Cardinal Dolan then said that the so-called “concession” President Obama had offered in February—that he would order insurance companies working with Catholic institutions to provide sterilizations, contraceptives and abortifacients to the workers at those institutions for free—did not solve the problem.

“For one, there was not even a nod to the deeper concerns about trespassing upon religious freedom, or of modifying the HHS’ attempt to define the how and who of our ministry,” wrote the cardinal.

“Two, since a big part of our ministries are ‘self-insured,’ we still ask how this protects us,” he wrote.  “We’ll still have to pay and, in addition to that, we’ll still have to maintain in our policies practices which our Church has consistently taught are grave wrongs in which we cannot participate.

“And what about forcing individual believers to pay for what violates their religious freedom and conscience?” he wrote. “We can’t abandon the hard working person of faith who has a right to religious freedom.

“And three,” he said, “there was still no resolution about the handcuffs placed upon renowned Catholic charitable agencies, both national and international, and their exclusion from contracts just because they will not refer victims of human trafficking, immigrants and refugees, and the hungry of the world, for abortions, sterilization, or contraception.”
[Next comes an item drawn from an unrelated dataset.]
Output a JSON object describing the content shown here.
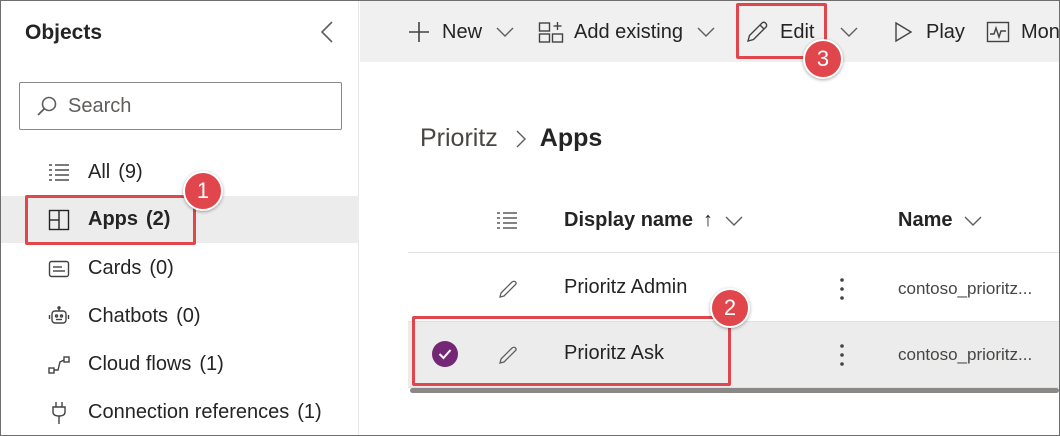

The cardinal revealed that President Obama had invited the bishops to work with the White House to “work out the wrinkles” on his proposed accommodation. But that effort failed to make progress as the White House showed no flexibility on the core issue.

“At a recent meeting between staff of the bishops’ conference and the White House staff, our staff members asked directly whether the broader concerns of religious freedom—that is, revisiting the straight-jacketing mandates, or broadening the maligned exemption—are all off the table,” wrote the cardinal. “They were informed that they are. So much for ‘working out the wrinkles.’”

The cardinal said that the bishops would continue to seek a legislative remedy to the administration’s attack on religious liberty and would also pursue protection of religious liberty through the federal courts.

“Perhaps the courts offer the most light,” he said, pointing to the Supreme Court’s recent 9-0 decision against the Obama administration in the Hosanna-Tabor case in which the administration tried to tell a Lutheran church who its ministers would be.

“Given this climate, we have to prepare for tough times,” the cardinal wrote.

He closed the letter by noting to his brother bishops that religious freedom now faces a threat not from a foreign enemy but from within the United States.

“Brothers, we know so very well that religious freedom is our heritage, our legacy and our firm belief, both as loyal Catholics and Americans,” he wrote. “There have been many threats to religious freedom over the decades and years, but these often came from without. This one sadly comes from within. As our ancestors did with previous threats, we will tirelessly defend the timeless and enduring truth of religious freedom.”

Read the entirety of Cardinal Timothy Dolan's letter by clicking here.